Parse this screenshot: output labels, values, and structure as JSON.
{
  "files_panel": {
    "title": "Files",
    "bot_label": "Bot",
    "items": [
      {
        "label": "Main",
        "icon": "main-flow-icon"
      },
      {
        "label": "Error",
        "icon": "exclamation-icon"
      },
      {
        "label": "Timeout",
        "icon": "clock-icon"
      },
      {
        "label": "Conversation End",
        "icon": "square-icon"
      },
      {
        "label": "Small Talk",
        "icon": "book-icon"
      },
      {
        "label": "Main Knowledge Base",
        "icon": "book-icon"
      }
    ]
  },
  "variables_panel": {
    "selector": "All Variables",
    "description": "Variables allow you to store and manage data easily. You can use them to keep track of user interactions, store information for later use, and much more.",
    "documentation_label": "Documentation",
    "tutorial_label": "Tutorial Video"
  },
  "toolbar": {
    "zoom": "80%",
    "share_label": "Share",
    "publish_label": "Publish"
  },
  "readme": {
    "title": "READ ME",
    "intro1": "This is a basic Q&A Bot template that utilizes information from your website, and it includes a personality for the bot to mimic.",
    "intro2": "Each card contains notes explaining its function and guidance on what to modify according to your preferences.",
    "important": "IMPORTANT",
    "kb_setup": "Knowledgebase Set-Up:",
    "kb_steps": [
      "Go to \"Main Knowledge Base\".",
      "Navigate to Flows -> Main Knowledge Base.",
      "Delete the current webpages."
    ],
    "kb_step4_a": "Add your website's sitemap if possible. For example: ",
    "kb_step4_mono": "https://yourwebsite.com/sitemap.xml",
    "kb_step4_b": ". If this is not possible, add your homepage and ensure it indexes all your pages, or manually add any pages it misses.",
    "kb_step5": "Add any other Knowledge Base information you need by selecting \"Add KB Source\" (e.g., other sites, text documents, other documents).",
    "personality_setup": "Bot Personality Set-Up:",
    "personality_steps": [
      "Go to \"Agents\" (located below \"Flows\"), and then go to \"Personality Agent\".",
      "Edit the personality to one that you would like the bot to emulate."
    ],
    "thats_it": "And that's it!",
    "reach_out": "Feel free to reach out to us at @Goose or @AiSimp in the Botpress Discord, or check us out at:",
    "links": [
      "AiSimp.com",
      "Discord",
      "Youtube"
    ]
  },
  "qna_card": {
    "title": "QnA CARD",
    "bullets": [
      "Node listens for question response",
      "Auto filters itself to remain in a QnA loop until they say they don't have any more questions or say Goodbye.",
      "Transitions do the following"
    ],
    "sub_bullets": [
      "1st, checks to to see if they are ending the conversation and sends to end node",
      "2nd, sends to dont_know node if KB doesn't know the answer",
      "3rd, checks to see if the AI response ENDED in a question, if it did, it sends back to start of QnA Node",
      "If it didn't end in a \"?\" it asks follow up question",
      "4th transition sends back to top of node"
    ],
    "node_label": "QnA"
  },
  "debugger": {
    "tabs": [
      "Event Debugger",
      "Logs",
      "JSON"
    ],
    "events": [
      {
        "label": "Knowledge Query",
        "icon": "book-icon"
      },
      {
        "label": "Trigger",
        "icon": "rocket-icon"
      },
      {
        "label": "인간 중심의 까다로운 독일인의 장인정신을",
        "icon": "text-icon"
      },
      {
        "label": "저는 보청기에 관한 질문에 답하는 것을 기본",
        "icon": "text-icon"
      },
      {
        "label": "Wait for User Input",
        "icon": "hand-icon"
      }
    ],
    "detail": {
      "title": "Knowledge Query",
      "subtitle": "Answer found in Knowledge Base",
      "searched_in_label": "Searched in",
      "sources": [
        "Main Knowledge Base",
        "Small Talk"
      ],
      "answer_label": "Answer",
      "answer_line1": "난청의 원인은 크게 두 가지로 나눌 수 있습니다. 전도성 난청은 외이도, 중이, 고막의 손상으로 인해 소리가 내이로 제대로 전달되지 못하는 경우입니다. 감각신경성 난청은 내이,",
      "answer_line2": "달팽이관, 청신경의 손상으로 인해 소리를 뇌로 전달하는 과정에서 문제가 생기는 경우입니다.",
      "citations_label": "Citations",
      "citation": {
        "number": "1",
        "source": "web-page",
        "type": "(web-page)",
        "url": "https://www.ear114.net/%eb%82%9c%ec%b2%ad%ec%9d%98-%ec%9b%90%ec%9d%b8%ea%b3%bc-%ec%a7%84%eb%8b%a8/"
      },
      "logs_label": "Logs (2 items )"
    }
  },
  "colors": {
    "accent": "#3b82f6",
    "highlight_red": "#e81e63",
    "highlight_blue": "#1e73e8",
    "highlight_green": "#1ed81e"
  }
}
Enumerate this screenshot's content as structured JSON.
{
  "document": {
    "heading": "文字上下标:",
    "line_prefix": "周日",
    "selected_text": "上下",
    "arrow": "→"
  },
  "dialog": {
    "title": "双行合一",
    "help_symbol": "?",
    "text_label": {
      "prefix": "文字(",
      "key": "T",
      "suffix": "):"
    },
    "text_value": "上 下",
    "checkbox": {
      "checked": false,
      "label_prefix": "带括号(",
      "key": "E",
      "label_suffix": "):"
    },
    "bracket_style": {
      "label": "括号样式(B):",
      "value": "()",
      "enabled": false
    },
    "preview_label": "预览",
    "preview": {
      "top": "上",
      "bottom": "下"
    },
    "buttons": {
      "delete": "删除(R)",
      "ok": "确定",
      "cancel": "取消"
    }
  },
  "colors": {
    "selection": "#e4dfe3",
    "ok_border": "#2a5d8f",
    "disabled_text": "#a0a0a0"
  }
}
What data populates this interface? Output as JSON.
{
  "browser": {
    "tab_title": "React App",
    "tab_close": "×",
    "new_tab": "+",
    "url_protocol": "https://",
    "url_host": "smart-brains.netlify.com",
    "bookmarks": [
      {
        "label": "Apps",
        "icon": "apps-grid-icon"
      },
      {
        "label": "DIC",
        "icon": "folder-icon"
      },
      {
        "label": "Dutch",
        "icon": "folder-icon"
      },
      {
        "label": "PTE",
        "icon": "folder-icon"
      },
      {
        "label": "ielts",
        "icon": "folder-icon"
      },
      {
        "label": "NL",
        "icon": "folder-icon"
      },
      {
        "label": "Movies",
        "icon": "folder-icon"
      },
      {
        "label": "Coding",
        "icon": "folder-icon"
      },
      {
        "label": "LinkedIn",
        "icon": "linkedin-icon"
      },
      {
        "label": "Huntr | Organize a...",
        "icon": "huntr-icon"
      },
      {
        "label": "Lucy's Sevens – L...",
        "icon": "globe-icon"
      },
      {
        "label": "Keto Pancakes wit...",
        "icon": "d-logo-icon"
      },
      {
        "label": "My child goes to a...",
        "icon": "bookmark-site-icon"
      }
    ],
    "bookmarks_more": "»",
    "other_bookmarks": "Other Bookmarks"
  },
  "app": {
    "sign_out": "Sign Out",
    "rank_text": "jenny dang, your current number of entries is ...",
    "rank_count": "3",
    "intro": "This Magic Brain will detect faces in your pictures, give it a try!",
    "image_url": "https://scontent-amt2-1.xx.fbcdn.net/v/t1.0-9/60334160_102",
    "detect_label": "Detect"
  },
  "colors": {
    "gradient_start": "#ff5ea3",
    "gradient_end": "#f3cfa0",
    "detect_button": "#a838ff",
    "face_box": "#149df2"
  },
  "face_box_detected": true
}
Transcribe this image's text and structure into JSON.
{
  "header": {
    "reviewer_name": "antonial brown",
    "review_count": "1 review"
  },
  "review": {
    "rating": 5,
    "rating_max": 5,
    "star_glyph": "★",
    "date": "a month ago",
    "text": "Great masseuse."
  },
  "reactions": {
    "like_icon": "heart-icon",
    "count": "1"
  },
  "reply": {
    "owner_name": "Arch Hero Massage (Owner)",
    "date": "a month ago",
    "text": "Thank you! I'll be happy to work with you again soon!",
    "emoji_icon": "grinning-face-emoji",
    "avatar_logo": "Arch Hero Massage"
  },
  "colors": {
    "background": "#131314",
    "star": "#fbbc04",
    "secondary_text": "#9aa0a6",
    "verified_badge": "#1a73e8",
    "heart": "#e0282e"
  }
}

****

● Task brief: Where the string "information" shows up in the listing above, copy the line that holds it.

● Output of the task:
    "description": "Variables allow you to store and manage data easily. You can use them to keep track of user interactions, store information for later use, and much more.",
    "intro1": "This is a basic Q&A Bot template that utilizes information from your website, and it includes a personality for the bot to mimic.",
    "kb_step5": "Add any other Knowledge Base information you need by selecting \"Add KB Source\" (e.g., other sites, text documents, other documents).",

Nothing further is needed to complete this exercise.